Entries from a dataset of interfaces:
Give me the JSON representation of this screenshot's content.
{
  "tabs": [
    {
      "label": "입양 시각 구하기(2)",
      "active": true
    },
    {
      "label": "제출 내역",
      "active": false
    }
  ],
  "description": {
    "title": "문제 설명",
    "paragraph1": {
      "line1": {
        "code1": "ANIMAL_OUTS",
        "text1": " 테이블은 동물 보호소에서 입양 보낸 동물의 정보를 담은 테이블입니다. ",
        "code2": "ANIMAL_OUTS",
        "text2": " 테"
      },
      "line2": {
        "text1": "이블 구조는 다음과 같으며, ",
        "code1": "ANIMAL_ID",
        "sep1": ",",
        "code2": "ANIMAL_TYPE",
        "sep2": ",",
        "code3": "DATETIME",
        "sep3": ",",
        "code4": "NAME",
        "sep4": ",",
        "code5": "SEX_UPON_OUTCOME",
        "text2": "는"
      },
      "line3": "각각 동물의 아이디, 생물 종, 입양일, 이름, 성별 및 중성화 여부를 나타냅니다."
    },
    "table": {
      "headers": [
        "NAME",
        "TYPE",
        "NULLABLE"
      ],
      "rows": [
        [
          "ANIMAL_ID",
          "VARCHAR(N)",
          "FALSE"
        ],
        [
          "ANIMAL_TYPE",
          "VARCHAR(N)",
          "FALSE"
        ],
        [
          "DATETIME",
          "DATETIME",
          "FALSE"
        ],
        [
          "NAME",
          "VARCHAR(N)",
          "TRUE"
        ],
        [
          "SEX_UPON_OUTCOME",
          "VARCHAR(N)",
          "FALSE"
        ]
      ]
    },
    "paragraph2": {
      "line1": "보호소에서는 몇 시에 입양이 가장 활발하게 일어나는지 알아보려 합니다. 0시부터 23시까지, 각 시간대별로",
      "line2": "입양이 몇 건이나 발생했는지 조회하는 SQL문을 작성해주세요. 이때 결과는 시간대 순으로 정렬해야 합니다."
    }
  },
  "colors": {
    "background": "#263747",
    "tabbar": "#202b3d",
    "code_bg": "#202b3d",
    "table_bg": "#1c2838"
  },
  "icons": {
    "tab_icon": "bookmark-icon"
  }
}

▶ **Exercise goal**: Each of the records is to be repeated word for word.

▶ **Answer for this exercise**:
Give me the JSON representation of this screenshot's content.
{
  "tabs": [
    {
      "label": "입양 시각 구하기(2)",
      "active": true
    },
    {
      "label": "제출 내역",
      "active": false
    }
  ],
  "description": {
    "title": "문제 설명",
    "paragraph1": {
      "line1": {
        "code1": "ANIMAL_OUTS",
        "text1": " 테이블은 동물 보호소에서 입양 보낸 동물의 정보를 담은 테이블입니다. ",
        "code2": "ANIMAL_OUTS",
        "text2": " 테"
      },
      "line2": {
        "text1": "이블 구조는 다음과 같으며, ",
        "code1": "ANIMAL_ID",
        "sep1": ",",
        "code2": "ANIMAL_TYPE",
        "sep2": ",",
        "code3": "DATETIME",
        "sep3": ",",
        "code4": "NAME",
        "sep4": ",",
        "code5": "SEX_UPON_OUTCOME",
        "text2": "는"
      },
      "line3": "각각 동물의 아이디, 생물 종, 입양일, 이름, 성별 및 중성화 여부를 나타냅니다."
    },
    "table": {
      "headers": [
        "NAME",
        "TYPE",
        "NULLABLE"
      ],
      "rows": [
        [
          "ANIMAL_ID",
          "VARCHAR(N)",
          "FALSE"
        ],
        [
          "ANIMAL_TYPE",
          "VARCHAR(N)",
          "FALSE"
        ],
        [
          "DATETIME",
          "DATETIME",
          "FALSE"
        ],
        [
          "NAME",
          "VARCHAR(N)",
          "TRUE"
        ],
        [
          "SEX_UPON_OUTCOME",
          "VARCHAR(N)",
          "FALSE"
        ]
      ]
    },
    "paragraph2": {
      "line1": "보호소에서는 몇 시에 입양이 가장 활발하게 일어나는지 알아보려 합니다. 0시부터 23시까지, 각 시간대별로",
      "line2": "입양이 몇 건이나 발생했는지 조회하는 SQL문을 작성해주세요. 이때 결과는 시간대 순으로 정렬해야 합니다."
    }
  },
  "colors": {
    "background": "#263747",
    "tabbar": "#202b3d",
    "code_bg": "#202b3d",
    "table_bg": "#1c2838"
  },
  "icons": {
    "tab_icon": "bookmark-icon"
  }
}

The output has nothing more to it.